* _Task requirements_: All lines in the records that carry the string "icon" are to be shown.

(Stored items)
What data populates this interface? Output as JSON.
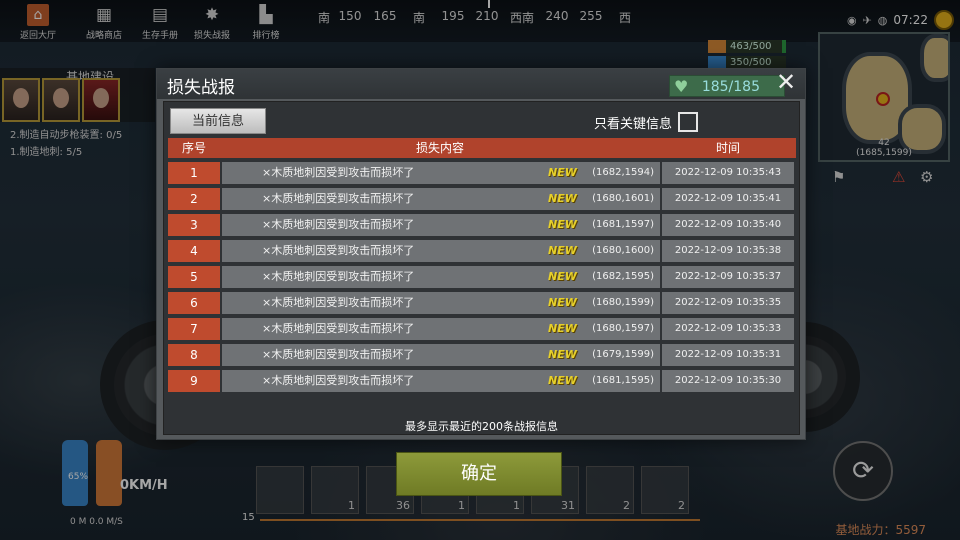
{
  "topbar": {
    "buttons": [
      {
        "label": "返回大厅",
        "icon": "home-icon"
      },
      {
        "label": "战略商店",
        "icon": "shop-icon"
      },
      {
        "label": "生存手册",
        "icon": "book-icon"
      },
      {
        "label": "损失战报",
        "icon": "damage-report-icon"
      },
      {
        "label": "排行榜",
        "icon": "podium-icon"
      }
    ],
    "compass": [
      "南",
      "150",
      "165",
      "南",
      "195",
      "210",
      "西南",
      "240",
      "255",
      "西"
    ],
    "time": "07:22"
  },
  "resources": {
    "food": "463/500",
    "water": "350/500"
  },
  "minimap": {
    "level": "42",
    "coords": "(1685,1599)"
  },
  "quest": {
    "title": "基地建设",
    "lines": [
      "2.制造自动步枪装置: 0/5",
      "1.制造地刺: 5/5"
    ]
  },
  "modal": {
    "title": "损失战报",
    "hp": "185/185",
    "tab_current": "当前信息",
    "key_only_label": "只看关键信息",
    "headers": {
      "no": "序号",
      "content": "损失内容",
      "time": "时间"
    },
    "new_badge": "NEW",
    "rows": [
      {
        "no": "1",
        "content": "×木质地刺因受到攻击而损坏了",
        "pos": "(1682,1594)",
        "time": "2022-12-09 10:35:43"
      },
      {
        "no": "2",
        "content": "×木质地刺因受到攻击而损坏了",
        "pos": "(1680,1601)",
        "time": "2022-12-09 10:35:41"
      },
      {
        "no": "3",
        "content": "×木质地刺因受到攻击而损坏了",
        "pos": "(1681,1597)",
        "time": "2022-12-09 10:35:40"
      },
      {
        "no": "4",
        "content": "×木质地刺因受到攻击而损坏了",
        "pos": "(1680,1600)",
        "time": "2022-12-09 10:35:38"
      },
      {
        "no": "5",
        "content": "×木质地刺因受到攻击而损坏了",
        "pos": "(1682,1595)",
        "time": "2022-12-09 10:35:37"
      },
      {
        "no": "6",
        "content": "×木质地刺因受到攻击而损坏了",
        "pos": "(1680,1599)",
        "time": "2022-12-09 10:35:35"
      },
      {
        "no": "7",
        "content": "×木质地刺因受到攻击而损坏了",
        "pos": "(1680,1597)",
        "time": "2022-12-09 10:35:33"
      },
      {
        "no": "8",
        "content": "×木质地刺因受到攻击而损坏了",
        "pos": "(1679,1599)",
        "time": "2022-12-09 10:35:31"
      },
      {
        "no": "9",
        "content": "×木质地刺因受到攻击而损坏了",
        "pos": "(1681,1595)",
        "time": "2022-12-09 10:35:30"
      }
    ],
    "footnote": "最多显示最近的200条战报信息",
    "confirm_label": "确定"
  },
  "hud": {
    "speed": "0KM/H",
    "speed_sub": "0 M 0.0 M/S",
    "level": "15",
    "tank_percent": "65%",
    "slots": [
      "",
      "1",
      "36",
      "1",
      "1",
      "31",
      "2",
      "2",
      ""
    ],
    "base_power": "基地战力：5597"
  }
}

* _Finished task_:
        "icon": "home-icon"
        "icon": "shop-icon"
        "icon": "book-icon"
        "icon": "damage-report-icon"
        "icon": "podium-icon"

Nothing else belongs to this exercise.